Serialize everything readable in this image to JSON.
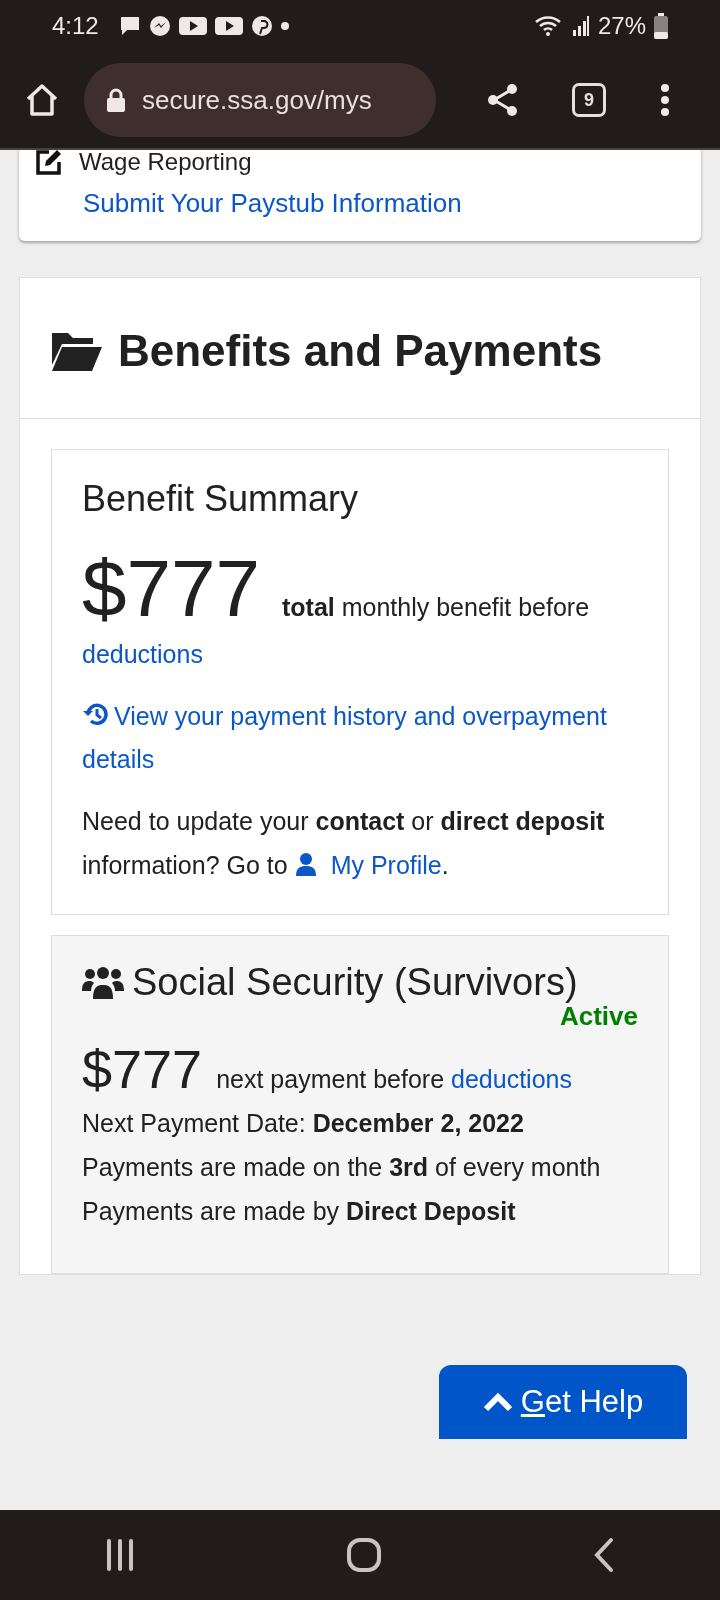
{
  "status_bar": {
    "time": "4:12",
    "battery": "27%"
  },
  "browser": {
    "url": "secure.ssa.gov/mys",
    "tab_count": "9"
  },
  "wage_card": {
    "title": "Wage Reporting",
    "link": "Submit Your Paystub Information"
  },
  "section": {
    "title": "Benefits and Payments"
  },
  "summary": {
    "title": "Benefit Summary",
    "amount": "$777",
    "amount_text": "**total** monthly benefit before ",
    "amount_link": "deductions",
    "history_link": "View your payment history and overpayment details",
    "profile_text": "Need to update your **contact** or **direct deposit** information? Go to ",
    "profile_link": "My Profile",
    "profile_end": "."
  },
  "benefit": {
    "title": "Social Security (Survivors)",
    "status": "Active",
    "amount": "$777",
    "amount_text": "next payment before ",
    "amount_link": "deductions",
    "lines": [
      "Next Payment Date: **December 2, 2022**",
      "Payments are made on the **3rd** of every month",
      "Payments are made by **Direct Deposit**"
    ]
  },
  "get_help": {
    "label": "Get Help"
  }
}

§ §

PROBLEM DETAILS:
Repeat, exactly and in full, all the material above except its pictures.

WRITTEN SOLUTION:
Serialize everything readable in this image to JSON.
{
  "status_bar": {
    "time": "4:12",
    "battery": "27%"
  },
  "browser": {
    "url": "secure.ssa.gov/mys",
    "tab_count": "9"
  },
  "wage_card": {
    "title": "Wage Reporting",
    "link": "Submit Your Paystub Information"
  },
  "section": {
    "title": "Benefits and Payments"
  },
  "summary": {
    "title": "Benefit Summary",
    "amount": "$777",
    "amount_text": "**total** monthly benefit before ",
    "amount_link": "deductions",
    "history_link": "View your payment history and overpayment details",
    "profile_text": "Need to update your **contact** or **direct deposit** information? Go to ",
    "profile_link": "My Profile",
    "profile_end": "."
  },
  "benefit": {
    "title": "Social Security (Survivors)",
    "status": "Active",
    "amount": "$777",
    "amount_text": "next payment before ",
    "amount_link": "deductions",
    "lines": [
      "Next Payment Date: **December 2, 2022**",
      "Payments are made on the **3rd** of every month",
      "Payments are made by **Direct Deposit**"
    ]
  },
  "get_help": {
    "label": "Get Help"
  }
}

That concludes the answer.